|Courtyard of the museum, photo by Uilleam Blacker|
First published on the Current Ukrainian Politics Blog:
L’viv’s wartime history is complex, and demands sensitivity and an understanding that victimhood and guilt are not always exclusive categories. The history of the site of the prison on Lonts’kyi Street speaks to this complexity. It speaks of the Polish state that forcefully oppressed Ukrainian political and cultural aspirations, and also of the Poles tortured, killed and deported by the Soviets. It reminds of Ukrainian victims of the Soviets, but also of Ukrainians’ part in the L’viv pogrom of 1941; it speaks of the Jewish victims of that pogrom, and of wider anti-Semitic violence and murder. This site speaks to the history of interwar Lwów, where Poles, Ukrainians, and Jews failed to build a strong enough society to withstand the chaos that the war would bring. For these reasons, it is a good thing that there is a museum at Lonts’kyi.
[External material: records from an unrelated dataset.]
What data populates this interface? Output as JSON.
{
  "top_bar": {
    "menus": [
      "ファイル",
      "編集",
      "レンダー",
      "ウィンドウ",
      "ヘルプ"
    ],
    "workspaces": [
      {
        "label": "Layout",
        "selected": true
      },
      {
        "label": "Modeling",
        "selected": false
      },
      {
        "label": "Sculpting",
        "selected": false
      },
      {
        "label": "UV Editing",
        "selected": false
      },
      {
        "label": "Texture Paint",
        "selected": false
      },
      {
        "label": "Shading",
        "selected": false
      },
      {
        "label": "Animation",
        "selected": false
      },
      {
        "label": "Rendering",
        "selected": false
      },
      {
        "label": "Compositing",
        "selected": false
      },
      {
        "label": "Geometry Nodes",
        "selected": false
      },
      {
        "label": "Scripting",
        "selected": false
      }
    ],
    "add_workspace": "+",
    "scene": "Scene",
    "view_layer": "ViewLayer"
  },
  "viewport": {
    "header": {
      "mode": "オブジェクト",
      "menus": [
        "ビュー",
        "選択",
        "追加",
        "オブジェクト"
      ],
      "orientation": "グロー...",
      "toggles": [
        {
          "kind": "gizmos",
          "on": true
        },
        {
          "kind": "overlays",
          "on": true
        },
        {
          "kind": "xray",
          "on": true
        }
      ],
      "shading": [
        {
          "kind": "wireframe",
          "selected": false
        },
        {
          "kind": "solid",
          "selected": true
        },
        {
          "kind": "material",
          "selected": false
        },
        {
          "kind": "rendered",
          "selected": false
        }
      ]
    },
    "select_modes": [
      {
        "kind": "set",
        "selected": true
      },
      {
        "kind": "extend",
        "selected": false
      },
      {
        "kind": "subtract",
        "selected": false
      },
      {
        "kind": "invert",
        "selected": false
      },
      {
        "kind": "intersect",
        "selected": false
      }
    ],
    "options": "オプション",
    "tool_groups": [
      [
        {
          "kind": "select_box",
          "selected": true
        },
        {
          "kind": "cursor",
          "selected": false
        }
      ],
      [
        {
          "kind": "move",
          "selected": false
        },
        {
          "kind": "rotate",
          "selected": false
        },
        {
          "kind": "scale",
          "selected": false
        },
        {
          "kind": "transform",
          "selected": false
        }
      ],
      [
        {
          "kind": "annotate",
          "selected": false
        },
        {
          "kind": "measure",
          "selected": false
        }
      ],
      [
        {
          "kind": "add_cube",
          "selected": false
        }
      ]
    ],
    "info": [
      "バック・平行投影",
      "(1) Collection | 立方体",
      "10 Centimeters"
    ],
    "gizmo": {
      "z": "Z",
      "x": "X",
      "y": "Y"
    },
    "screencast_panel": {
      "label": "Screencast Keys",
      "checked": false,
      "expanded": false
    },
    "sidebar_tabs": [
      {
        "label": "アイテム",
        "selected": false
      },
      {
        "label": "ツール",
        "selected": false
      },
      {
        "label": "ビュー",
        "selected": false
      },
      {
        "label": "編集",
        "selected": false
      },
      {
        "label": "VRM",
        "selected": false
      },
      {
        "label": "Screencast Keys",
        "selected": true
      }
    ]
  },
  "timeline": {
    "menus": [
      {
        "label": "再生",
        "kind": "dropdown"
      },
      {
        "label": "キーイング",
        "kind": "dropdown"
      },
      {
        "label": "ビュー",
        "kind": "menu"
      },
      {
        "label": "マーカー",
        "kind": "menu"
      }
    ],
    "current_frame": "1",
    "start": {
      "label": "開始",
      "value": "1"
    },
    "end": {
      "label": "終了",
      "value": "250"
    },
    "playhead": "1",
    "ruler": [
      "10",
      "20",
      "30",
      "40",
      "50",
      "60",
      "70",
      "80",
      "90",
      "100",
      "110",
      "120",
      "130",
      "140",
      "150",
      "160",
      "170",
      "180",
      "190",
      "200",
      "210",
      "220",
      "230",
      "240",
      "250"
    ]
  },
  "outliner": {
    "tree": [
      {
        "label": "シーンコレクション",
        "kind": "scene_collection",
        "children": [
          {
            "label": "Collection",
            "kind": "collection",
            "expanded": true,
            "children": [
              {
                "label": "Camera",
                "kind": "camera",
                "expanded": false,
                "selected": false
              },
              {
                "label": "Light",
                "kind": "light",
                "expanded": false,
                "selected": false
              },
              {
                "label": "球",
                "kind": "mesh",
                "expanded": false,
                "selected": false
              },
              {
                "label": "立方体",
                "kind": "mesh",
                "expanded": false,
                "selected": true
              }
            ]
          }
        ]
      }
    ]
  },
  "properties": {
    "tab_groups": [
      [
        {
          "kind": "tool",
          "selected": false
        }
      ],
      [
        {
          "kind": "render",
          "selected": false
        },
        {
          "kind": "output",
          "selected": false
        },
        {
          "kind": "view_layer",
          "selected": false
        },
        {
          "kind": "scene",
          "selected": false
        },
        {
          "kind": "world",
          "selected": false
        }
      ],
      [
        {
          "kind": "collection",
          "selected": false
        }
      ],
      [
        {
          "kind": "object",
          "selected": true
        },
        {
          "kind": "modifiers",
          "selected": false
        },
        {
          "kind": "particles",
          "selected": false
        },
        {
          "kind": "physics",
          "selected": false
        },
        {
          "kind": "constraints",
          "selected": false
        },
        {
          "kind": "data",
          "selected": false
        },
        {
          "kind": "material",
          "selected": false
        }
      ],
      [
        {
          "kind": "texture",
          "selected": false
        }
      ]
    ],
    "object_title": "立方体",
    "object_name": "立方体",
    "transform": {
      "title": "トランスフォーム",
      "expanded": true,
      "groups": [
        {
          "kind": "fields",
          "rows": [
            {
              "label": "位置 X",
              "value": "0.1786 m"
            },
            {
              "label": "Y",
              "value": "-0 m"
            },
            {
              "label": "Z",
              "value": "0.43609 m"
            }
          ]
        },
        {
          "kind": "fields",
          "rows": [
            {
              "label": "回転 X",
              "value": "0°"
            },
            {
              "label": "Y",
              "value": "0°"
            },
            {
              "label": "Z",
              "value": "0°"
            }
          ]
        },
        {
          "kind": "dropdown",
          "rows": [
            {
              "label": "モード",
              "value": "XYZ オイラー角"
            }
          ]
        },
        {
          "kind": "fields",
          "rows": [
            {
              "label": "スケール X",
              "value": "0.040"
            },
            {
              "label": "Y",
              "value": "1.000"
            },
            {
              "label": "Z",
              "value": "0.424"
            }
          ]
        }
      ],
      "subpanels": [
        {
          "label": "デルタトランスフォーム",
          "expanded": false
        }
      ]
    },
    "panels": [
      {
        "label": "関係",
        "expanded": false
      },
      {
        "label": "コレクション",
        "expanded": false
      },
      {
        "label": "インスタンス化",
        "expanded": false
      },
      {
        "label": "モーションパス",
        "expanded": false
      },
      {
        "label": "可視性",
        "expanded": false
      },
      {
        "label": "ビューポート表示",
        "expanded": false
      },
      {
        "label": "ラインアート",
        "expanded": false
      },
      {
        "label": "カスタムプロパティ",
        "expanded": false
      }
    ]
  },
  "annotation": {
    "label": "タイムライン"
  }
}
Its history of the tragic intertwining of the fates of various groups makes it a perfect location to examine that history and learn from it. Unfortunately, the current museum does not take advantage of this opportunity.